The Patchwork of London’s Football Landscape
Unlike other European capitals, London’s football clubs are not city-wide entities but rather borough representatives. This unique characteristic stems from the city’s vast size and dense population, which has led to the birth of clubs tied to specific localities.
Among these, Fulham and Crystal Palace hold historical significance. As London’s oldest and first clubs respectively, they echo the city’s deep-rooted football culture. Yet, their names remain tethered to their local neighborhoods, reflecting the city’s intricate football mosaic.
The Story That Almost Was: Chelsea’s London Link
The closest London came to having a namesake club was with Chelsea. Founder Gus Mears initially considered christening the team ‘London FC’. However, the final decision steered clear of generic geographical labels, opting instead for a name that would set the club apart.
Despite this, whispers of London’s influence linger in Chelsea’s history. The club’s original crest featured a lion and a staff, reminiscent of the city’s coat of arms. Yet, the official inclusion of ‘London’ in the club’s name or badge remained elusive.
The Badge Bearers: West Ham United and Others
While no club boasts ‘London’ in its name, some proudly display it on their badges. West Ham United, for instance, features ‘London’ as a subtle nod to their city roots.
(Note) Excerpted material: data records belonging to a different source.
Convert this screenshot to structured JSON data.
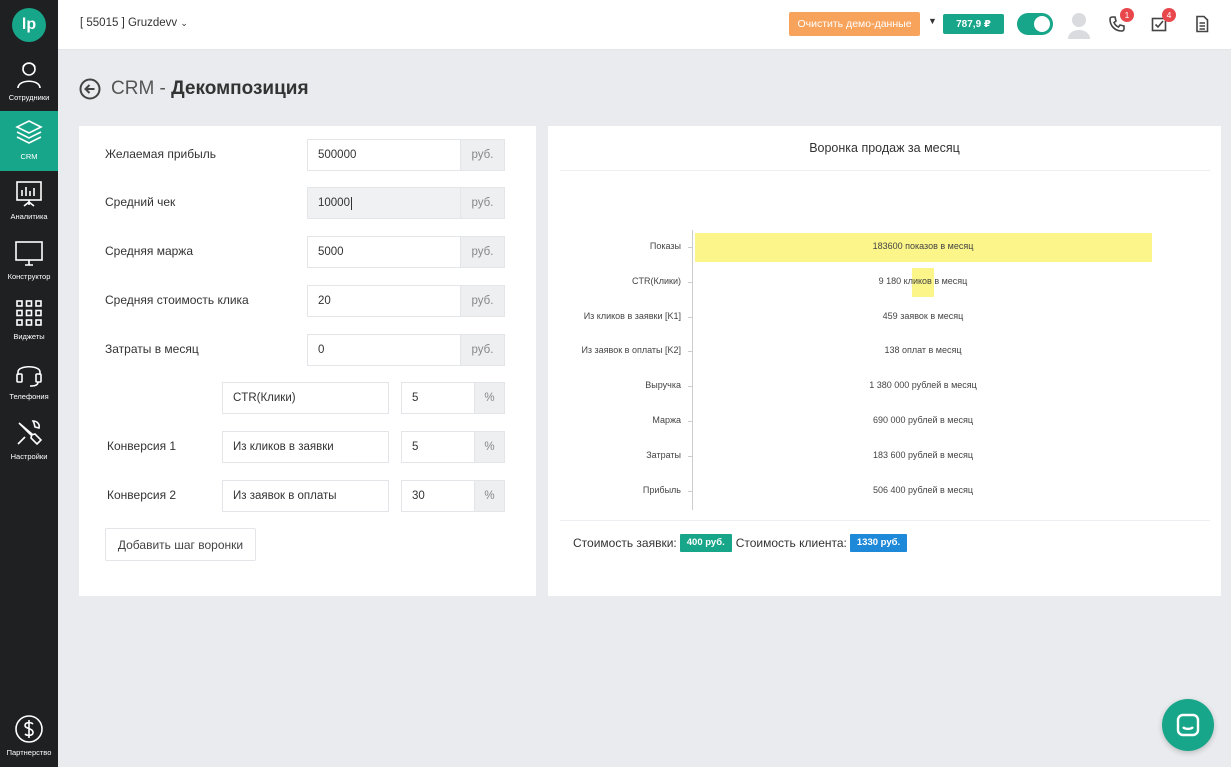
{
  "app": {
    "logo": "lp"
  },
  "sidebar": {
    "items": [
      {
        "label": "Сотрудники",
        "icon": "user-icon",
        "active": false
      },
      {
        "label": "CRM",
        "icon": "layers-icon",
        "active": true
      },
      {
        "label": "Аналитика",
        "icon": "presentation-chart-icon",
        "active": false
      },
      {
        "label": "Конструктор",
        "icon": "monitor-icon",
        "active": false
      },
      {
        "label": "Виджеты",
        "icon": "grid-icon",
        "active": false
      },
      {
        "label": "Телефония",
        "icon": "headset-icon",
        "active": false
      },
      {
        "label": "Настройки",
        "icon": "wrench-icon",
        "active": false
      }
    ],
    "partner": {
      "label": "Партнерство",
      "icon": "dollar-icon"
    }
  },
  "topbar": {
    "account": "[ 55015 ] Gruzdevv",
    "demo_button": "Очистить демо-данные",
    "balance": "787,9 ₽",
    "calls_badge": "1",
    "tasks_badge": "4"
  },
  "page": {
    "title_prefix": "CRM - ",
    "title_main": "Декомпозиция"
  },
  "form": {
    "rows": [
      {
        "label": "Желаемая прибыль",
        "value": "500000",
        "unit": "руб."
      },
      {
        "label": "Средний чек",
        "value": "10000",
        "unit": "руб."
      },
      {
        "label": "Средняя маржа",
        "value": "5000",
        "unit": "руб."
      },
      {
        "label": "Средняя стоимость клика",
        "value": "20",
        "unit": "руб."
      },
      {
        "label": "Затраты в месяц",
        "value": "0",
        "unit": "руб."
      }
    ],
    "steps": [
      {
        "label": "",
        "name": "CTR(Клики)",
        "value": "5",
        "unit": "%"
      },
      {
        "label": "Конверсия 1",
        "name": "Из кликов в заявки",
        "value": "5",
        "unit": "%"
      },
      {
        "label": "Конверсия 2",
        "name": "Из заявок в оплаты",
        "value": "30",
        "unit": "%"
      }
    ],
    "add_step_button": "Добавить шаг воронки"
  },
  "funnel": {
    "title": "Воронка продаж за месяц",
    "rows": [
      {
        "label": "Показы",
        "text": "183600 показов в месяц",
        "fill": 1.0
      },
      {
        "label": "CTR(Клики)",
        "text": "9 180 кликов в месяц",
        "fill": 0.05
      },
      {
        "label": "Из кликов в заявки [K1]",
        "text": "459 заявок в месяц",
        "fill": 0
      },
      {
        "label": "Из заявок в оплаты [K2]",
        "text": "138 оплат в месяц",
        "fill": 0
      },
      {
        "label": "Выручка",
        "text": "1 380 000 рублей в месяц",
        "fill": 0
      },
      {
        "label": "Маржа",
        "text": "690 000 рублей в месяц",
        "fill": 0
      },
      {
        "label": "Затраты",
        "text": "183 600 рублей в месяц",
        "fill": 0
      },
      {
        "label": "Прибыль",
        "text": "506 400 рублей в месяц",
        "fill": 0
      }
    ],
    "lead_cost_label": "Стоимость заявки:",
    "lead_cost_value": "400 руб.",
    "client_cost_label": "Стоимость клиента:",
    "client_cost_value": "1330 руб."
  },
  "colors": {
    "accent": "#17a689",
    "demo": "#f7a35c",
    "bar": "#fbf58a",
    "client_pill": "#1e88d9",
    "badge": "#e8474c"
  }
}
Yet, their identity remains firmly tied to their East End origins.
In the broader picture, Arsenal reigns as London’s top-ranking club, followed closely by Chelsea. Their prominence in English football history underscores the city’s enduring love affair with the sport. However, the absence of a club named after the city itself remains a curious anomaly.
As I delved into this story, I found myself reflecting on the paradoxical nature of London’s football culture. A city teeming with clubs, each a proud bearer of its local identity, yet devoid of a unifying namesake entity. Perhaps it’s this very patchwork of borough-based clubs that makes London’s football landscape so captivatingly unique.
In the grand tapestry of London’s football narrative, the absence of a city-named club serves as a stark reminder of its complex urban fabric. A testament to the city’s rich diversity, where local identities take center stage, even amidst the roaring cheers of a universal sport.